WORK ITEM: Tally up the lines below containing the string "brush", then write the number alone.

Saved entries:
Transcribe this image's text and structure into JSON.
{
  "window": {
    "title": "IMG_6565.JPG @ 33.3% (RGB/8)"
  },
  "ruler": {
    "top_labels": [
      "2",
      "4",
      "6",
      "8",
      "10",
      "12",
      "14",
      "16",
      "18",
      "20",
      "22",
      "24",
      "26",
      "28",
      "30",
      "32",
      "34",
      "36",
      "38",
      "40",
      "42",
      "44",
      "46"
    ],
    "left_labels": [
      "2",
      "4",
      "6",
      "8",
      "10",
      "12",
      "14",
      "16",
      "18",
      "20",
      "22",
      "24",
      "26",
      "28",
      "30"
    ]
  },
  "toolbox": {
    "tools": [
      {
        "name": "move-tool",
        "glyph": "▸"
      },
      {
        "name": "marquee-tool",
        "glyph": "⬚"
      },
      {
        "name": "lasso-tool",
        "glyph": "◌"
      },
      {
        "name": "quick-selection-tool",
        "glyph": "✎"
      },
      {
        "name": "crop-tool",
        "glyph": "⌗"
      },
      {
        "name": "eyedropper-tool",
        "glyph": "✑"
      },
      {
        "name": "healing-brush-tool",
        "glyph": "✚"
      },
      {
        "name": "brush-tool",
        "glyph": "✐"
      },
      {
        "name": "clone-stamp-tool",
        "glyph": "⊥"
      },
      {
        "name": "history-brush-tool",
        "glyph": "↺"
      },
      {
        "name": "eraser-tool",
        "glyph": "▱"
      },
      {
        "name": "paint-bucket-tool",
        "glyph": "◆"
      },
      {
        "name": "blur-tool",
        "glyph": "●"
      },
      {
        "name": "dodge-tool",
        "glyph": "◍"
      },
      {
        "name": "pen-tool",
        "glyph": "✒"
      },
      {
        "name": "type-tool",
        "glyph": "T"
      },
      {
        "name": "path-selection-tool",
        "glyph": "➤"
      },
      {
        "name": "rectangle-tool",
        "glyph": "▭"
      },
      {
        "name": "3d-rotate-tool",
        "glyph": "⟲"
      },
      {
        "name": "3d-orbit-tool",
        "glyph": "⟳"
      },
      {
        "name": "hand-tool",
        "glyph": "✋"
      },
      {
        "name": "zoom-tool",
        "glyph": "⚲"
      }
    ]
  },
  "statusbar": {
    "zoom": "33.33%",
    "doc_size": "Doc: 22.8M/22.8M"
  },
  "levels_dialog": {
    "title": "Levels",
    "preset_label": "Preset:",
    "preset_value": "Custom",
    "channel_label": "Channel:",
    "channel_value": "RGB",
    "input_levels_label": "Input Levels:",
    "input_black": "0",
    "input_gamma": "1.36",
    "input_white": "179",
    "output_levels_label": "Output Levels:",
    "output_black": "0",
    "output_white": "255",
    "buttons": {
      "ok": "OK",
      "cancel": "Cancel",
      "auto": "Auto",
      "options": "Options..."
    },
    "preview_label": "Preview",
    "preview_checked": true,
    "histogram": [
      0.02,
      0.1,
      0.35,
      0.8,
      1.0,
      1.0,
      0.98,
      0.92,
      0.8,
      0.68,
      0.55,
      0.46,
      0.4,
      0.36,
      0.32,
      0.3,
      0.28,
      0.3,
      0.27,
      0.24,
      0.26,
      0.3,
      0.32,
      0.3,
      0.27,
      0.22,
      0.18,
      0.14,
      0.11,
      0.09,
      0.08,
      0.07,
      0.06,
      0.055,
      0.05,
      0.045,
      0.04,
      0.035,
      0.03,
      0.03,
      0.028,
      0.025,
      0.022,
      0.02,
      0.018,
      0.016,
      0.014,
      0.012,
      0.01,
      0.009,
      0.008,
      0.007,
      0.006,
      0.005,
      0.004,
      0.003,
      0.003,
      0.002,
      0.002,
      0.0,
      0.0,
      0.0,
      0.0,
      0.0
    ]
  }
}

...

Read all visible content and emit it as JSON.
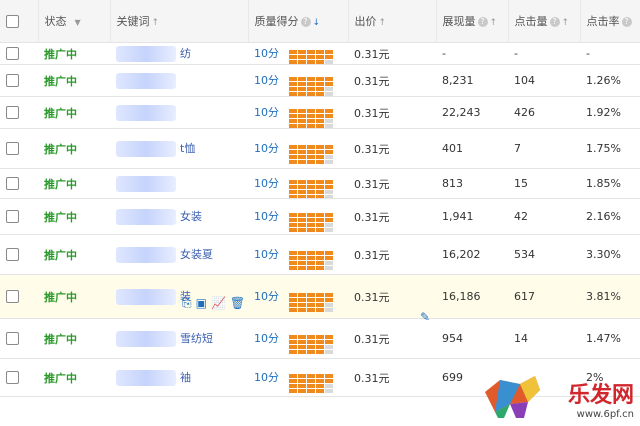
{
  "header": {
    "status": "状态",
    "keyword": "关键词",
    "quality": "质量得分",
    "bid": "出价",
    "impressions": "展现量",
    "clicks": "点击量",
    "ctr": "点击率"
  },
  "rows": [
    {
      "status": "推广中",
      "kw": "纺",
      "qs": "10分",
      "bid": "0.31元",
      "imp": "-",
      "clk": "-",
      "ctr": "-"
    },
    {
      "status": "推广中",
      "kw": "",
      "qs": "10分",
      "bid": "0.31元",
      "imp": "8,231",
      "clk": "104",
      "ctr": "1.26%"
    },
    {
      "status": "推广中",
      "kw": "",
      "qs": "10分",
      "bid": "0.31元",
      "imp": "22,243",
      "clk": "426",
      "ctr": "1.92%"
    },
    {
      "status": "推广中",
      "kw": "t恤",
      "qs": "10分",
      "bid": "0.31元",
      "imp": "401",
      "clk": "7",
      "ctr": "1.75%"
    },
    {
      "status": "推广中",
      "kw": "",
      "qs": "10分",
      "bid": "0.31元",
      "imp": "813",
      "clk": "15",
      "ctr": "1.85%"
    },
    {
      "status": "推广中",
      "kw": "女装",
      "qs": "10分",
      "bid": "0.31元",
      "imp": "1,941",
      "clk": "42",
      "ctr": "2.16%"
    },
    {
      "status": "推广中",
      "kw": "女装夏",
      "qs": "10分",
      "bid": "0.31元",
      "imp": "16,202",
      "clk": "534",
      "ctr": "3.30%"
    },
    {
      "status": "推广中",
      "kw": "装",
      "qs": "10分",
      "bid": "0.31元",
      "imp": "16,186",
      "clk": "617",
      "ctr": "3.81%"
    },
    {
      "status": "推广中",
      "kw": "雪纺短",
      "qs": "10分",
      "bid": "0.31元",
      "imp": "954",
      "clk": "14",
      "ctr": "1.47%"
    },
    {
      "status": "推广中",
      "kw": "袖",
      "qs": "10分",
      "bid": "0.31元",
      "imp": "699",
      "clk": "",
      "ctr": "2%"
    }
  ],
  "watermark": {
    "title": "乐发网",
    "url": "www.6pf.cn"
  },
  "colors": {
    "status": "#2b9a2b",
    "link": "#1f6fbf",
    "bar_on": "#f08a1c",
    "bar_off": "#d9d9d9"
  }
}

FINISHED EXERCISE: 3